I don’t think anyone really expected iOS maps to exceed the quality of Google Maps.  Google has been in the mapping business for 7 years and has spent countless hours refining the data both through in-person ground crews, user location data and user error submissions.  Anyone who expected Apple to top that either has exceedingly high expectations of Apple or unbelievably low respect for what Google has accomplished.

Mapping Errors

The world is a big place; the idea that anyone can be expected to map it flawlessly at the level of detail modern mapping solutions provide is a pretty bold idea.  I’ve come across the following three examples, two from Google and one from Apple’s mapping solution, that I’ve experienced in the past month.  I did not seek out these errors they found me.

First and foremost, Google does not know where I live.  Every other mapping solution I’ve used gets it correct or at least identifies the correct road.  Bing, Mapquest, iOS Maps, VZW Navigator, Garmin all stop you at my driveway.  Google will put you about 4 miles away.  I blame the city planners for this a lot more than I do Google, but still others get it right.

Google Map Containing Mapping ErrorsNow for a more detailed example.  I was using Google maps to get an estimate of how long it was going to take me to get somewhere and it told me a number that seemed unreasonable.  I then noticed that it was taking me a really odd route.  The picture on the left shows Google’s proposed route which involves an approximately 10 mile detour.  The core of this problem appears to be that the routing engine believe’s the bridge is one way.  Zooming in on the image, will display bi-directional arrows across the bridge, but for some reason Google will not route you across it.

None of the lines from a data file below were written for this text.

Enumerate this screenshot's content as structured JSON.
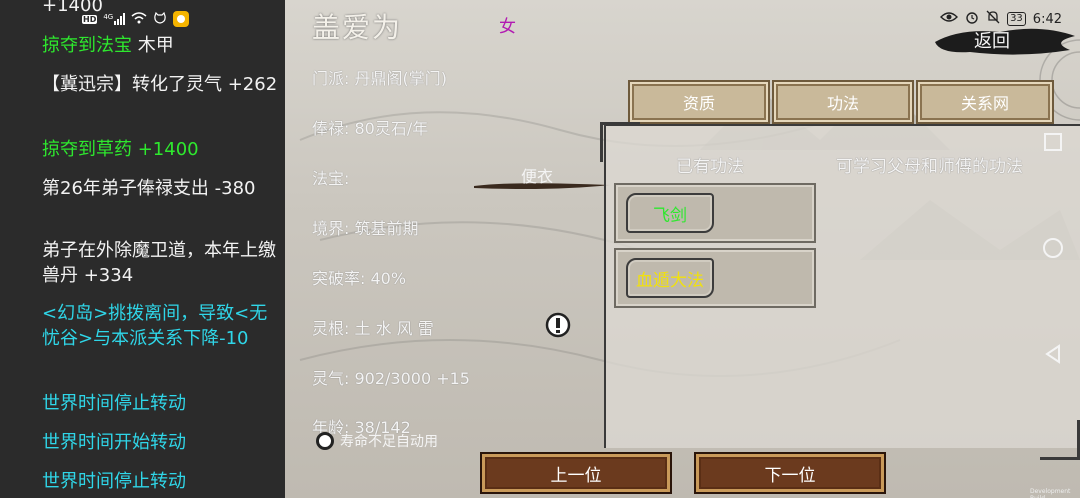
{
  "status_bar": {
    "left_icons": [
      "hd-icon",
      "signal-4g-icon",
      "wifi-icon",
      "cat-app-icon",
      "notification-app-icon"
    ],
    "network_label": "4G",
    "hd_label": "HD",
    "battery": "33",
    "time": "6:42",
    "right_icons": [
      "eye-icon",
      "alarm-icon",
      "mute-icon",
      "battery-icon"
    ]
  },
  "log": {
    "lines": [
      {
        "text": "+1400",
        "color": "white"
      },
      {
        "text": "掠夺到法宝",
        "color": "green",
        "suffix": " 木甲"
      },
      {
        "text": "【冀迅宗】转化了灵气 +262",
        "color": "white"
      },
      {
        "text": "掠夺到草药 +1400",
        "color": "green"
      },
      {
        "text": "第26年弟子俸禄支出 -380",
        "color": "white"
      },
      {
        "text": "弟子在外除魔卫道，本年上缴兽丹 +334",
        "color": "white"
      },
      {
        "text": "<幻岛>挑拨离间，导致<无忧谷>与本派关系下降-10",
        "color": "cyan"
      },
      {
        "text": "世界时间停止转动",
        "color": "cyan"
      },
      {
        "text": "世界时间开始转动",
        "color": "cyan"
      },
      {
        "text": "世界时间停止转动",
        "color": "cyan"
      }
    ]
  },
  "character": {
    "name": "盖爱为",
    "gender": "女",
    "sect": "门派: 丹鼎阁(掌门)",
    "salary": "俸禄: 80灵石/年",
    "treasure_label": "法宝:",
    "treasure_value": "便衣",
    "realm": "境界: 筑基前期",
    "breakthrough": "突破率: 40%",
    "root": "灵根: 土 水 风 雷",
    "qi": "灵气: 902/3000 +15",
    "age": "年龄: 38/142",
    "auto_use_label": "寿命不足自动用"
  },
  "header": {
    "back_label": "返回"
  },
  "tabs": [
    {
      "label": "资质"
    },
    {
      "label": "功法"
    },
    {
      "label": "关系网"
    }
  ],
  "skills_panel": {
    "owned_title": "已有功法",
    "learnable_title": "可学习父母和师傅的功法",
    "owned": [
      {
        "name": "飞剑",
        "color": "#2ee82e"
      },
      {
        "name": "血遁大法",
        "color": "#f0e010"
      }
    ]
  },
  "nav": {
    "prev_label": "上一位",
    "next_label": "下一位"
  },
  "system_nav": {
    "icons": [
      "square-recent-icon",
      "circle-home-icon",
      "triangle-back-icon"
    ]
  },
  "watermark": "Development Build"
}
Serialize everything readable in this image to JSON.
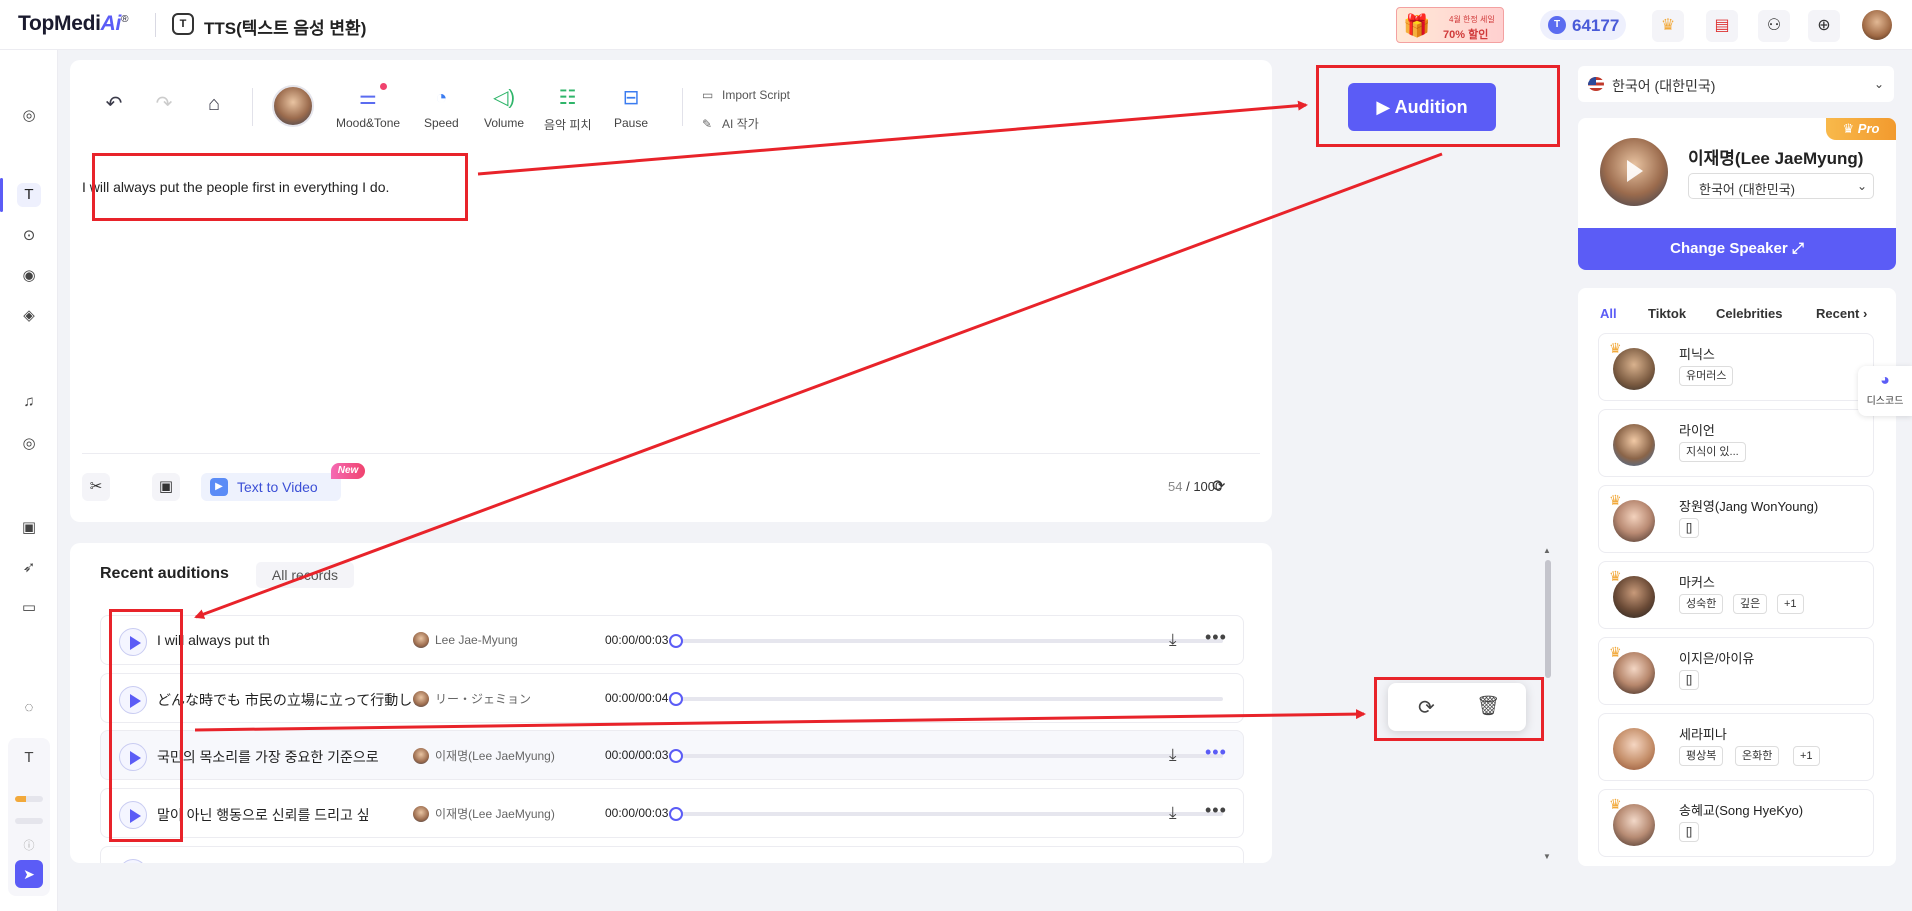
{
  "header": {
    "logo_main": "TopMedi",
    "logo_ai": "Ai",
    "logo_reg": "®",
    "tts_icon": "T",
    "title": "TTS(텍스트 음성 변환)",
    "promo_line1": "4월 한정 세일",
    "promo_line2": "70% 할인",
    "credits": "64177",
    "icons": [
      "crown-icon",
      "calendar-icon",
      "network-icon",
      "globe-icon"
    ]
  },
  "toolbar": {
    "mood": "Mood&Tone",
    "speed": "Speed",
    "volume": "Volume",
    "pitch": "음악 피치",
    "pause": "Pause",
    "import_script": "Import Script",
    "ai_writer": "AI 작가"
  },
  "audition_label": "Audition",
  "script_text": "I will always put the people first in everything I do.",
  "bottom_tools": {
    "text_to_video": "Text to Video",
    "new_badge": "New",
    "char_current": "54",
    "char_sep": " / ",
    "char_max": "1000"
  },
  "recent": {
    "title": "Recent auditions",
    "all_records": "All records",
    "rows": [
      {
        "text": "I will always put th",
        "voice": "Lee Jae-Myung",
        "time": "00:00/00:03"
      },
      {
        "text": "どんな時でも 市民の立場に立って行動しま",
        "voice": "リー・ジェミョン",
        "time": "00:00/00:04"
      },
      {
        "text": "국민의 목소리를 가장 중요한 기준으로",
        "voice": "이재명(Lee JaeMyung)",
        "time": "00:00/00:03"
      },
      {
        "text": "말이 아닌 행동으로 신뢰를 드리고 싶",
        "voice": "이재명(Lee JaeMyung)",
        "time": "00:00/00:03"
      }
    ]
  },
  "right": {
    "language": "한국어 (대한민국)",
    "pro": "Pro",
    "speaker_name": "이재명(Lee JaeMyung)",
    "speaker_lang": "한국어 (대한민국)",
    "change_speaker": "Change Speaker",
    "tabs": [
      "All",
      "Tiktok",
      "Celebrities",
      "Recent"
    ],
    "voices": [
      {
        "name": "피닉스",
        "tags": [
          "유머러스"
        ],
        "crown": true
      },
      {
        "name": "라이언",
        "tags": [
          "지식이 있..."
        ],
        "crown": false
      },
      {
        "name": "장원영(Jang WonYoung)",
        "tags": [
          "[]"
        ],
        "crown": true
      },
      {
        "name": "마커스",
        "tags": [
          "성숙한",
          "깊은",
          "+1"
        ],
        "crown": true
      },
      {
        "name": "이지은/아이유",
        "tags": [
          "[]"
        ],
        "crown": true
      },
      {
        "name": "세라피나",
        "tags": [
          "평상복",
          "온화한",
          "+1"
        ],
        "crown": false
      },
      {
        "name": "송혜교(Song HyeKyo)",
        "tags": [
          "[]"
        ],
        "crown": true
      }
    ],
    "discord": "디스코드"
  },
  "colors": {
    "accent": "#5b5cf6",
    "annotation": "#e8232a"
  }
}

iOS Map Containing a more Logical Route

Here you can see that iOS has mapped a more logical route directly across the bridge. I will argue this is a pretty glaring error to put someone 10 miles out their way, in this specific example it would nearly double your trip length.

 The intersection around this bridge is a mess and is under major construction so the route will be changing and I’m sure Google will eventually figure it out.  But this serves an example where iOS data is superior to Google data.

Apple’s error is a lot less complicated and a lot more dangerous.  They have connected a cul-de-sac to an adjacent road through some trees and a pool in someone’s yard.  In the following screenshots I have dropped a pin and then toggled the view mode of the map between Standard and Hybrid.

iOS Map Containing Mapping Error in Standard View

iOS Map Containing Mapping Error in Hybrid View

 Why would Apple Switch?

 It’s no secret that Apple and Google are in the midst of a rough patch in their relationship.  So is Apple sacrificing the end user experience just to punish Google?  I don’t believe the answer is clear-cut either way.  Clearly the map quality on iOS devices has been reduced so the user experience has clearly been negatively affected in that way.  However the launch of the new mapping application also includes turn-by-turn navigation that users have been wanting and competing Android devices have had for a year or more.  It’s rumored that Apple and Google couldn’t come to terms on Google providing this sought-after feature.

Does the gain of turn-by-turn out-weigh the mapping errors?  I think that largely depends upon how you use your device.  If you use it primarily to find locations prior to driving, Yes your user experience has been sacrificed by the fighting couple.  If you use it to get directions while you’re driving the switch is probably a net gain.